Winner of the 2005 Thomas Fleming Award for the Best Book in American Revolutionary War History
Finalist for the Army Historical Foundation Distinguished Writing Award
After two years of fighting, Great Britain felt confident that the American rebellion would be crushed in 1777, the "Year of the Hangman." Britain devised a bold new strategy. Turning its attention to the colonial frontiers, especially those of western New York, Pennsylvania, and Virginia, Britain enlisted its provincial rangers, Tories, and allied warriors, principally from the Iroquois Confederacy, to wage a brutal backwoods war in support of General John Burgoyne's offensive as it swept southward from Canada in an attempt to cut the colonies in half, divert the Continental Army, and weaken its presence around British-occupied New York City and Philadelphia.
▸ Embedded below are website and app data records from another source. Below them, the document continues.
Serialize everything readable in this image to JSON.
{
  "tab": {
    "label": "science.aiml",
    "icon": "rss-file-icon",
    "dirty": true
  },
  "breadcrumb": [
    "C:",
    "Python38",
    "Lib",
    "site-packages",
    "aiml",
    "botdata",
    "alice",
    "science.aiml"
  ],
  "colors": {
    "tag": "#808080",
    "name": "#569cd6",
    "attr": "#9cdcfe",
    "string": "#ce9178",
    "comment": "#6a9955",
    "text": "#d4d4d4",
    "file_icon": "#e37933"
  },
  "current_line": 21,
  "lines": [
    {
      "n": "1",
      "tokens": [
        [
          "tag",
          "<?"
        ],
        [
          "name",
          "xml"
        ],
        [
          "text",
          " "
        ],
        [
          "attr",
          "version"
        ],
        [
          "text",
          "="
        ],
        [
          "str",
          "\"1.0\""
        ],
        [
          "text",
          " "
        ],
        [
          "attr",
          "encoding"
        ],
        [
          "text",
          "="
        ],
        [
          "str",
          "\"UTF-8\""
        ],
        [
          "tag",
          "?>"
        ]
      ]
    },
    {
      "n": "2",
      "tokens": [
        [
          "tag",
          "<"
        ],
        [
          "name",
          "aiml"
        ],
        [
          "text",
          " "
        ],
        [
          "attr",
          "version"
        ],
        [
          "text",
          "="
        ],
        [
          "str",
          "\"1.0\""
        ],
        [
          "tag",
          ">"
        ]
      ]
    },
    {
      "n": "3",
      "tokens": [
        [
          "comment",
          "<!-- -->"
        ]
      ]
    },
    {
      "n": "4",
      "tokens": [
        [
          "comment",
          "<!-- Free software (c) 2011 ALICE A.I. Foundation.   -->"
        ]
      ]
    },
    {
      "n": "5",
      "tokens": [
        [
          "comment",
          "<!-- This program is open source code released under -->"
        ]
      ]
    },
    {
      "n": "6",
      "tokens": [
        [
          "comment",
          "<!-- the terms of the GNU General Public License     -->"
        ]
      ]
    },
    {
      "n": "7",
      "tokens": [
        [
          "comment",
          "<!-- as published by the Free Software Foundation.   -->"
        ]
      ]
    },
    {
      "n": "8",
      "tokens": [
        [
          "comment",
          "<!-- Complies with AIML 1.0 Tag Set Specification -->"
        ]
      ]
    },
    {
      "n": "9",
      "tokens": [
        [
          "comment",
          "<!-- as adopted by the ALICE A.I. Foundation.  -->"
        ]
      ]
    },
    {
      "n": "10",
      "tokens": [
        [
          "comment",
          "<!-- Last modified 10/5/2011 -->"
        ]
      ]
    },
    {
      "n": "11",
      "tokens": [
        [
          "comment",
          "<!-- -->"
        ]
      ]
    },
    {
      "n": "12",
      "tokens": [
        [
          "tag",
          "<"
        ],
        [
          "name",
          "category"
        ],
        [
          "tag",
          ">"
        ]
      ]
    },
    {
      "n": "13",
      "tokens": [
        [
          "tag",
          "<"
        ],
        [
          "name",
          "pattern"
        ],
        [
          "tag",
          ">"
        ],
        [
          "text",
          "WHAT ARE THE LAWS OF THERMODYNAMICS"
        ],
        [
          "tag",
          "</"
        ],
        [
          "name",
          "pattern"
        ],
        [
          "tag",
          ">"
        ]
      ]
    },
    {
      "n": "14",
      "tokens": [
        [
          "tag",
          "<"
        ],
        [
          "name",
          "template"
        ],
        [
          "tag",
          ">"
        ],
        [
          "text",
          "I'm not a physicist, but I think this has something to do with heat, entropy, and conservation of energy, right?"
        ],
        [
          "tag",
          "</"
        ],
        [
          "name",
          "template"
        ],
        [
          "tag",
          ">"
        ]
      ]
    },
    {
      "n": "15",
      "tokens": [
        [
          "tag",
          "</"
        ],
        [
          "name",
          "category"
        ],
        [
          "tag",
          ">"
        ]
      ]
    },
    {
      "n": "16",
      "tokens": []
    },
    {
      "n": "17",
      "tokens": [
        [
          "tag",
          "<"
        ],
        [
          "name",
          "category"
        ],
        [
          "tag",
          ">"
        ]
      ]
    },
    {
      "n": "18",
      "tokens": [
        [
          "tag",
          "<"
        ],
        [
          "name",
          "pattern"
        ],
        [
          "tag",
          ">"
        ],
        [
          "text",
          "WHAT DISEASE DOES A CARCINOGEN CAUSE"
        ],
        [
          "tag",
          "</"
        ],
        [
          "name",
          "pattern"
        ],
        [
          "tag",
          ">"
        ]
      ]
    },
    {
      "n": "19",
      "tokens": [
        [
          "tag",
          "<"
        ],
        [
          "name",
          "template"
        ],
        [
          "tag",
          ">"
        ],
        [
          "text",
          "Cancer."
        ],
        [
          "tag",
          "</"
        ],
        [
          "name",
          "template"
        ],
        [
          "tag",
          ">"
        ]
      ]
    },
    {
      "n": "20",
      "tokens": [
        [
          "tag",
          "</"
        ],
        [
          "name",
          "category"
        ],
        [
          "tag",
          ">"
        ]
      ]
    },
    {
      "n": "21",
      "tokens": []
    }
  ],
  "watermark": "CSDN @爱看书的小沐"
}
Burgoyne's defeat at Saratoga sent shock waves through the British command. But the efforts along the frontier under the direction of Sir John Johnson, Colonel John Butler, and the charismatic Mohawk leader, Joseph Brant, appeared to be impairing the American ability to conduct the war. Destroying Patriot settlements and farms across hundreds of miles of frontier, the British and Indian forces threatened to reduce Continental army enlistment, and more importantly, precious food supplies. Following the massacres at the well-established colonial settlements of Wyoming, Pennsylvania, and Cherry Valley, New York, the Continental Congress persuaded General George Washington to conduct a decisive offensive to end the threat once and for all. Brewing for years, the conflict between the Iroquois and colonists would now reach its deadly climax.
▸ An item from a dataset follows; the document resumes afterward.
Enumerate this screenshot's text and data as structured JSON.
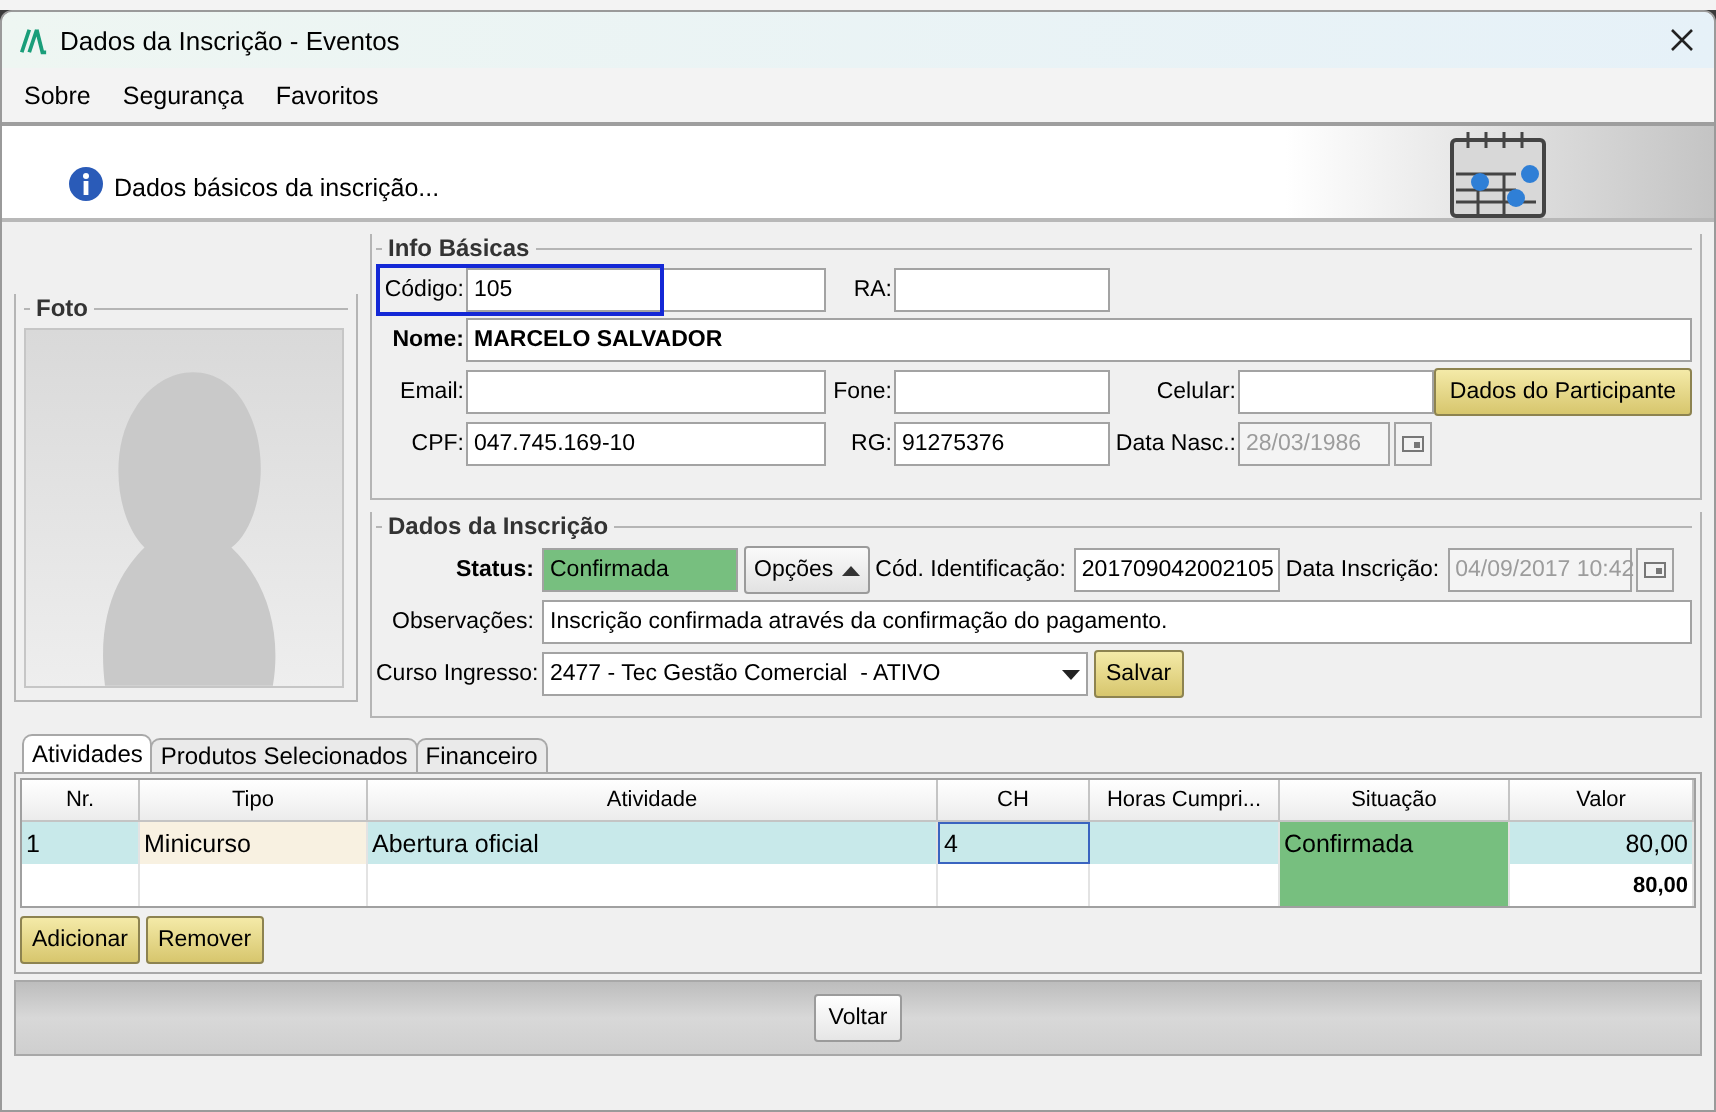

Charging his troops "to not merely overrun, but destroy," Washington devised a two-prong attack to exact American revenge. The largest coordinated American military action against American Indians in the war, the campaign shifted the power in the east, ending the political and military influence of the Iroquois, forcing large numbers of loyalist to flee to Canada, and sealing Britain's fateful decision to seek victory in the south. In Year of the Hangman: George Washington's Campaign Against the Iroquois, historian Glenn F. Williams recreates the riveting events surrounding the action, including the checkered story of European and Indian alliances, the bitter frontier wars, and the bloody battles of Oriskany and Newtown.